Page and application data records
○ ○ ○ ○ ○ ○ ○
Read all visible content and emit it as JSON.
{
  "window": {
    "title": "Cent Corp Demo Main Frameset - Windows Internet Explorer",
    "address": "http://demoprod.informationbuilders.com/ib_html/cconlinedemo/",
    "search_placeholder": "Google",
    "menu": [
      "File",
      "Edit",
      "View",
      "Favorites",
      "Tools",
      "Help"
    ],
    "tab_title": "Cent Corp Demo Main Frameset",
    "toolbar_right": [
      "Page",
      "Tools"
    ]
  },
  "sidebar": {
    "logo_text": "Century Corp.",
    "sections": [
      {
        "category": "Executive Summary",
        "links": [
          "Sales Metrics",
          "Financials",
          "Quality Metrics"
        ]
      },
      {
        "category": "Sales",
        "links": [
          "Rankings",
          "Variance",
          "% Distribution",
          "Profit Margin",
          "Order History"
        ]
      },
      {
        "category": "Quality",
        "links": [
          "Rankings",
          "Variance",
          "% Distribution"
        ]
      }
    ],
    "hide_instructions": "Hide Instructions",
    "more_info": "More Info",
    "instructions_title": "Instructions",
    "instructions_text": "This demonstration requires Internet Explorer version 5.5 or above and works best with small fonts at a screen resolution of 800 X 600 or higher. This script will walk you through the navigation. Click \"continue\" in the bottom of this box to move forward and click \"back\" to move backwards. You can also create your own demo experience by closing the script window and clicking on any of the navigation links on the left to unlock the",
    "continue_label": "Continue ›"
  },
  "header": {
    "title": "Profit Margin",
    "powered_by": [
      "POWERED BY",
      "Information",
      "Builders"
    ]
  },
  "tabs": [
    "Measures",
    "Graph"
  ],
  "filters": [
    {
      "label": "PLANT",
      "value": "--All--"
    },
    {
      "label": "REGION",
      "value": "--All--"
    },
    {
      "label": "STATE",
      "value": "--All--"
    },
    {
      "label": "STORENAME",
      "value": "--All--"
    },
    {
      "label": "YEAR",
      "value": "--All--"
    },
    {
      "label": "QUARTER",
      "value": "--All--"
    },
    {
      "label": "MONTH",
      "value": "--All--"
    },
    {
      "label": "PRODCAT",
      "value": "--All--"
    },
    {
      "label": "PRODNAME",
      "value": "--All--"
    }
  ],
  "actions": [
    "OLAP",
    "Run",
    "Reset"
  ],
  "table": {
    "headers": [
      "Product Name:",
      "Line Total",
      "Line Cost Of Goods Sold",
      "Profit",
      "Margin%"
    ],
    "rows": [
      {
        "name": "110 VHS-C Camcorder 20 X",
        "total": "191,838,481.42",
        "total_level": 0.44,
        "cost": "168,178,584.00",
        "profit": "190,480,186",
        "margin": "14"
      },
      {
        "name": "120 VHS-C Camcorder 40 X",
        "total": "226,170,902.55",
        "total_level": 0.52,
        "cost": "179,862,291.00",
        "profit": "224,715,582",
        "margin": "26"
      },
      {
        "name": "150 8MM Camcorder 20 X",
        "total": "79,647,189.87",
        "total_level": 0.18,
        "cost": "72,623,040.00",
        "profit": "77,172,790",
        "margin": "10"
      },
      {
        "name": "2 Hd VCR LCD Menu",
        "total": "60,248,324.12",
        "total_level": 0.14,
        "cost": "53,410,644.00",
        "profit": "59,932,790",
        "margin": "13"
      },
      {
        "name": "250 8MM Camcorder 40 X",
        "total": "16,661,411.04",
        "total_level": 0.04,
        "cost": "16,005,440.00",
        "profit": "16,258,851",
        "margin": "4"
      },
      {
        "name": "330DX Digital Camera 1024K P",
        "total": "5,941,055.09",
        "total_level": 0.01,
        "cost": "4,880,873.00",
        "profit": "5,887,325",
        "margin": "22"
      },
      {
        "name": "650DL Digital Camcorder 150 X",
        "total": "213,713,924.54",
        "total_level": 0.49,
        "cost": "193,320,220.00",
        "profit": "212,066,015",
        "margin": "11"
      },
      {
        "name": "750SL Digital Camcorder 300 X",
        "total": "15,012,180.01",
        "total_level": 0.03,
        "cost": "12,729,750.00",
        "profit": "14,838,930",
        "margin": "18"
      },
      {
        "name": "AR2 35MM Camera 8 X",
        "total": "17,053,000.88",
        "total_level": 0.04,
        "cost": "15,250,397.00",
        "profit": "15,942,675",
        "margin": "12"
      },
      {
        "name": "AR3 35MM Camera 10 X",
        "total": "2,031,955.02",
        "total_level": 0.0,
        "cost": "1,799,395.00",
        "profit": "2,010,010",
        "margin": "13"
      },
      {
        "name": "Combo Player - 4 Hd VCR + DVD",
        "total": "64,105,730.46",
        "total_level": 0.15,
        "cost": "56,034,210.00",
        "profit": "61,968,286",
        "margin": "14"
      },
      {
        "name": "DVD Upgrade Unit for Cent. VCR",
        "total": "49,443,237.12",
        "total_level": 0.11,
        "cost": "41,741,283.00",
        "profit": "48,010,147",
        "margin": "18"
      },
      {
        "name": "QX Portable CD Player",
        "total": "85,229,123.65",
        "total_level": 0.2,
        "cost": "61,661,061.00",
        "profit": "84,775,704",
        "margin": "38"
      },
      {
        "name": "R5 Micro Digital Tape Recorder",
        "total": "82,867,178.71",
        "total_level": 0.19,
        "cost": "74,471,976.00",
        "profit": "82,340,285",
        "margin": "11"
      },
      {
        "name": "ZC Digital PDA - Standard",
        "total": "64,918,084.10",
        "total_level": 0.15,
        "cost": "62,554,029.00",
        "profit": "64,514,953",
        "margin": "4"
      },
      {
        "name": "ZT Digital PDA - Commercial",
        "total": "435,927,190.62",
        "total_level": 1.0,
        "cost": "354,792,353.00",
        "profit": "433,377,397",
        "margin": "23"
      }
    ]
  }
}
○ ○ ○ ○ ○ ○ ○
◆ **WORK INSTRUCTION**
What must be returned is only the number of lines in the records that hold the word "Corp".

◆ **TASK RESULT**
3